#### Task requirements
From the records below, find each line with the string "name" and copy it.

*** Data for this exercise

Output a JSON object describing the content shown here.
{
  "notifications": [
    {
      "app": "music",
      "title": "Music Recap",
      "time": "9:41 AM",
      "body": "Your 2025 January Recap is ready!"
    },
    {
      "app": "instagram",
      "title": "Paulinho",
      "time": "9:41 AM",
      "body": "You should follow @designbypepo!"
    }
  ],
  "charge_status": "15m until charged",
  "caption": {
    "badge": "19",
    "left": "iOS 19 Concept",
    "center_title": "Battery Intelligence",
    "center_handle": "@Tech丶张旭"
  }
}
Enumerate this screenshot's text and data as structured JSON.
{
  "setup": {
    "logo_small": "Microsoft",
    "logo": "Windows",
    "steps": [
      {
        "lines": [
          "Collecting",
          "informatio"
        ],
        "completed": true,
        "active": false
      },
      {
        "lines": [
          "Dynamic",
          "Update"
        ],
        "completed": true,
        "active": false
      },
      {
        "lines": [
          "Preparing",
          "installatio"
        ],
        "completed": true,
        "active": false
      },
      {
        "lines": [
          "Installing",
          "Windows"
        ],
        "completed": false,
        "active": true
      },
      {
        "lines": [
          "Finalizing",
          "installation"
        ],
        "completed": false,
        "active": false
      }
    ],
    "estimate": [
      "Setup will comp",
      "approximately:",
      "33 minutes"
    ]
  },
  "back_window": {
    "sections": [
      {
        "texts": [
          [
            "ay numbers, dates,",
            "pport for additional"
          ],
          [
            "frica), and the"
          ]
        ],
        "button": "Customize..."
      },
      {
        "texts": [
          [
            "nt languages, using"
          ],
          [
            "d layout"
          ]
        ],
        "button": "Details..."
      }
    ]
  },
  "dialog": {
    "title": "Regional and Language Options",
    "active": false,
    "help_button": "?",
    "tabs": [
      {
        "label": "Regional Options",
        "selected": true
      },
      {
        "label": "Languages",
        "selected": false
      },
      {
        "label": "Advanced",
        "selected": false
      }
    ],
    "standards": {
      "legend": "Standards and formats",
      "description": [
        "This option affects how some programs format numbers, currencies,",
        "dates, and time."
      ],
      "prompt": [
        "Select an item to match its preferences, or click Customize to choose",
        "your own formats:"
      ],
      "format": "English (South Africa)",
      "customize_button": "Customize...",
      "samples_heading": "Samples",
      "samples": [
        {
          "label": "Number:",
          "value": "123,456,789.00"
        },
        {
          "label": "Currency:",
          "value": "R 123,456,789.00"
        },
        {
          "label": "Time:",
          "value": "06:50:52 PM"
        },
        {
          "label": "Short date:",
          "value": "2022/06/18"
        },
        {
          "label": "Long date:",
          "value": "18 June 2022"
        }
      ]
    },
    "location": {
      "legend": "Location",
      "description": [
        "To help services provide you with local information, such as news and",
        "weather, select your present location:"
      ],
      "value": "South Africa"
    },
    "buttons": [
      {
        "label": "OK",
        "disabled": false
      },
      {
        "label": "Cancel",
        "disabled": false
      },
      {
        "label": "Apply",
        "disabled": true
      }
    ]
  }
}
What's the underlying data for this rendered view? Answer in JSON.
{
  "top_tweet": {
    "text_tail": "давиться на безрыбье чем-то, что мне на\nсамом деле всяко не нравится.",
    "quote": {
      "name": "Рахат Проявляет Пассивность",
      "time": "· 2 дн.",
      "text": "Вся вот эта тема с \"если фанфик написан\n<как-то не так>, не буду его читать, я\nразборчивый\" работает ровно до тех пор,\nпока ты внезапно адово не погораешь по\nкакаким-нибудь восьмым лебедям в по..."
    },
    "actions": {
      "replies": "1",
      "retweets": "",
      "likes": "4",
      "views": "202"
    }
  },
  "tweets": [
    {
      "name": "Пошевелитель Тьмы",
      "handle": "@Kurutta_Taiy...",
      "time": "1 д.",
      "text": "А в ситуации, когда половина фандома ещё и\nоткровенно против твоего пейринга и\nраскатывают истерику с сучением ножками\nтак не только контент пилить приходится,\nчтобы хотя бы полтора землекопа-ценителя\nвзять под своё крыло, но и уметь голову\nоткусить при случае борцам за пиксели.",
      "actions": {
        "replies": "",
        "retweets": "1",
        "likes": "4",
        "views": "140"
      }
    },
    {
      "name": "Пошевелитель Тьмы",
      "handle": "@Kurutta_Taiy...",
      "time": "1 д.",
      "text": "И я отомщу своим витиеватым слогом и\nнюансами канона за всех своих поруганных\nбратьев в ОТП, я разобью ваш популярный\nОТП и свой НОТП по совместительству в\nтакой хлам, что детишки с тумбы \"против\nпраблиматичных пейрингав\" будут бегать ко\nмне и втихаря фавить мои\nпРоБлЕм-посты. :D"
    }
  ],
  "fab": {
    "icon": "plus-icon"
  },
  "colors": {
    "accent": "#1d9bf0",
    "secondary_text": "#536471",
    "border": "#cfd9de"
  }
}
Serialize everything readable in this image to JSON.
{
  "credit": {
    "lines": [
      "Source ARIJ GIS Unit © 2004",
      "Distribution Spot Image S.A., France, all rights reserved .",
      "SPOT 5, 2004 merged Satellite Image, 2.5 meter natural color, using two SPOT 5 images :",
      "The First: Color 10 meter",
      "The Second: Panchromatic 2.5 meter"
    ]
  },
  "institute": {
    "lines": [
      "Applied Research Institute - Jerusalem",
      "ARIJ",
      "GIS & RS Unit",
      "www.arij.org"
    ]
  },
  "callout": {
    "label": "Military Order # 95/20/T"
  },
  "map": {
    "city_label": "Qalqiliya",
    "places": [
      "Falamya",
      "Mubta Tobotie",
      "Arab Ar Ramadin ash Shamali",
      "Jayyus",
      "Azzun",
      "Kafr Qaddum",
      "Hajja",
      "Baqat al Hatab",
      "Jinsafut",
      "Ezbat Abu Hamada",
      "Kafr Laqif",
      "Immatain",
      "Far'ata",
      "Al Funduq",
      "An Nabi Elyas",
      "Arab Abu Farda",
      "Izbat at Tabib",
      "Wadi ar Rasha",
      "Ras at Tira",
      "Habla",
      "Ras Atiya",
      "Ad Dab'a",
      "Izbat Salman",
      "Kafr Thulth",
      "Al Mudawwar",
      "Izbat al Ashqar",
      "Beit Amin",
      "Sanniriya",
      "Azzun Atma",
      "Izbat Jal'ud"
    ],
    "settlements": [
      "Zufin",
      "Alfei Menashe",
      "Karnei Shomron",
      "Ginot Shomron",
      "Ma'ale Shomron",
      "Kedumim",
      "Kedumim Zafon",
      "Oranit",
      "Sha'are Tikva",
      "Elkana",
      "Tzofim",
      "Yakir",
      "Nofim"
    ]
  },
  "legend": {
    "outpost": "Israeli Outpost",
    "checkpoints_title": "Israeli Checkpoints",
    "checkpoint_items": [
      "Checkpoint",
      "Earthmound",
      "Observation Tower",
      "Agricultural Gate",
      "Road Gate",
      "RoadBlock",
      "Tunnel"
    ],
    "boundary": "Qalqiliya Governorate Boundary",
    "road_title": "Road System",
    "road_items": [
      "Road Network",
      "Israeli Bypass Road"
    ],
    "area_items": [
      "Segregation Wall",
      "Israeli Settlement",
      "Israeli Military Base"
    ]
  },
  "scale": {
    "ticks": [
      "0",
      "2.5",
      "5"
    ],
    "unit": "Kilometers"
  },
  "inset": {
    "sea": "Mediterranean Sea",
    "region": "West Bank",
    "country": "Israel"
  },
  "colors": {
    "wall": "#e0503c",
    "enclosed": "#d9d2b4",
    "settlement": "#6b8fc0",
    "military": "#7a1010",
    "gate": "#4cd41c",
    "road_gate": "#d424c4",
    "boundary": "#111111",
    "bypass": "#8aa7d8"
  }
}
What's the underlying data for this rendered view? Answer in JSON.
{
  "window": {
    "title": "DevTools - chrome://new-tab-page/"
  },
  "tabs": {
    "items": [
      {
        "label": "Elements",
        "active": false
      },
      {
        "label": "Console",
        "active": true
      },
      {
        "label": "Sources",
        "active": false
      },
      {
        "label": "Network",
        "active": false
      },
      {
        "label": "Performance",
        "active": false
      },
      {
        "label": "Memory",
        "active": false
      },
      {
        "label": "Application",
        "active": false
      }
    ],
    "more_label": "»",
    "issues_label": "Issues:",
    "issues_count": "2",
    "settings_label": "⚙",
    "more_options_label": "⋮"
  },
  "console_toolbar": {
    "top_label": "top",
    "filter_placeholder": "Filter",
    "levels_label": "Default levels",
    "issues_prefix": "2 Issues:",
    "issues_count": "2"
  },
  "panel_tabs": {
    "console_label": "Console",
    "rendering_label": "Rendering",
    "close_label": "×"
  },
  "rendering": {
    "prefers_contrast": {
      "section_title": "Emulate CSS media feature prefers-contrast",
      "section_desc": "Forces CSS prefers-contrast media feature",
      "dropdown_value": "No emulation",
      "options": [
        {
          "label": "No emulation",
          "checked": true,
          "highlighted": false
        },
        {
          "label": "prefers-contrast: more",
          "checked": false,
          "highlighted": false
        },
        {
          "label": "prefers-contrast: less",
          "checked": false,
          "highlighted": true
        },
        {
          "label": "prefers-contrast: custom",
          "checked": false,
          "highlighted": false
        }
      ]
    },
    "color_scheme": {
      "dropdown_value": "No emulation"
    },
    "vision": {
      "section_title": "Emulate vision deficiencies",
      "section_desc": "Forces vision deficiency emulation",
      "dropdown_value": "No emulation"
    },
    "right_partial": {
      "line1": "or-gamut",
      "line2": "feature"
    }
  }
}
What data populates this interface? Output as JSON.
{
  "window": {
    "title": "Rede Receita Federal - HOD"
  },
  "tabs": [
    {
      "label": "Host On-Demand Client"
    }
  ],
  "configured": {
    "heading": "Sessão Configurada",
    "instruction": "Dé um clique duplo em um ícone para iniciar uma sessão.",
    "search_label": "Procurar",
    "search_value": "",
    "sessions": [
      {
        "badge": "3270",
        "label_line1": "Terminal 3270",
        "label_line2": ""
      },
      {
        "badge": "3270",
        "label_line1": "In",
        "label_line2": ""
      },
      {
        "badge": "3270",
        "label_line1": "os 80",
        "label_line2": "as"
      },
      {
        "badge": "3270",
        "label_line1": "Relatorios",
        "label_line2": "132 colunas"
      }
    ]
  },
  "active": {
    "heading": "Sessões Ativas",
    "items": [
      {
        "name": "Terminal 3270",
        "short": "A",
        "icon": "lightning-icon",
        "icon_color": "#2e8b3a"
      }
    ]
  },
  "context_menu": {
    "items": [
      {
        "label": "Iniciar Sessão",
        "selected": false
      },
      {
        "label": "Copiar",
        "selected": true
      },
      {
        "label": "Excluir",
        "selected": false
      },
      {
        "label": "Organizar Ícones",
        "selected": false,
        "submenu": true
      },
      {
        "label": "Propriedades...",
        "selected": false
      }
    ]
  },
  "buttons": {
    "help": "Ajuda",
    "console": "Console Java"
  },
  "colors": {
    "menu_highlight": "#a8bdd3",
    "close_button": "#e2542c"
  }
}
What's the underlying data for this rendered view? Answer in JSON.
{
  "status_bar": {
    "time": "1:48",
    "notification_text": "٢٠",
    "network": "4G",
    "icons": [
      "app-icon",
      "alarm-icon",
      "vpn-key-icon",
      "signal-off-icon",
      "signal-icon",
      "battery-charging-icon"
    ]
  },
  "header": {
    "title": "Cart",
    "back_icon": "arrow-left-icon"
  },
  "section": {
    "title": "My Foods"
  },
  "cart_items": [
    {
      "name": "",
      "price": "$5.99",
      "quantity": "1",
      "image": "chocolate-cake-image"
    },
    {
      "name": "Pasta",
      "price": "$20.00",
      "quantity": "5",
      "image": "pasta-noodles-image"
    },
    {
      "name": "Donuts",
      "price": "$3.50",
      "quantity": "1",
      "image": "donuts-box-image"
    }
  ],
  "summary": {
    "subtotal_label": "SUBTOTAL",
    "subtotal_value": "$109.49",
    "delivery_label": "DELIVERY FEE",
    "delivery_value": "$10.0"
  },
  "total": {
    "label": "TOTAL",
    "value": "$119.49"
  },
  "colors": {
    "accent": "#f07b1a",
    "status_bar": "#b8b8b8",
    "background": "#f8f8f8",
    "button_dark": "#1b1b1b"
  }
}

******

#### Reply to the task
      "name": "Рахат Проявляет Пассивность",
      "name": "Пошевелитель Тьмы",
      "name": "Пошевелитель Тьмы",
        "name": "Terminal 3270",
      "name": "",
      "name": "Pasta",
      "name": "Donuts",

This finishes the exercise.